##### GIVEN ENTRIES
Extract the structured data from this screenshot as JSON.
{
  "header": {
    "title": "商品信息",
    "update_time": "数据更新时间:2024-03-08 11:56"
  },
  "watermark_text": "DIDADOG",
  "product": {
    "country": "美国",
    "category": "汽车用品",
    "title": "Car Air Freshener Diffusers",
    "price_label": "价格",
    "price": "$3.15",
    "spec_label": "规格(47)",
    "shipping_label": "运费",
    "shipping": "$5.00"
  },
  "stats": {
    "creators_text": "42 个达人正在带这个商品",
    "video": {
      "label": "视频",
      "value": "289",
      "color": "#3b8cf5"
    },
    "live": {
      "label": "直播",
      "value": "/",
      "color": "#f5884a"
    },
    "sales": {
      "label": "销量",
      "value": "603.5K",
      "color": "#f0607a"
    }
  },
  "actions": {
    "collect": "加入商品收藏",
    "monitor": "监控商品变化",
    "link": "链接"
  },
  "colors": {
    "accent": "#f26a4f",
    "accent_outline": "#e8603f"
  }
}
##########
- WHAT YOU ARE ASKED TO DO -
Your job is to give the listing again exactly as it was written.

- SOLVED EXERCISE -
Extract the structured data from this screenshot as JSON.
{
  "header": {
    "title": "商品信息",
    "update_time": "数据更新时间:2024-03-08 11:56"
  },
  "watermark_text": "DIDADOG",
  "product": {
    "country": "美国",
    "category": "汽车用品",
    "title": "Car Air Freshener Diffusers",
    "price_label": "价格",
    "price": "$3.15",
    "spec_label": "规格(47)",
    "shipping_label": "运费",
    "shipping": "$5.00"
  },
  "stats": {
    "creators_text": "42 个达人正在带这个商品",
    "video": {
      "label": "视频",
      "value": "289",
      "color": "#3b8cf5"
    },
    "live": {
      "label": "直播",
      "value": "/",
      "color": "#f5884a"
    },
    "sales": {
      "label": "销量",
      "value": "603.5K",
      "color": "#f0607a"
    }
  },
  "actions": {
    "collect": "加入商品收藏",
    "monitor": "监控商品变化",
    "link": "链接"
  },
  "colors": {
    "accent": "#f26a4f",
    "accent_outline": "#e8603f"
  }
}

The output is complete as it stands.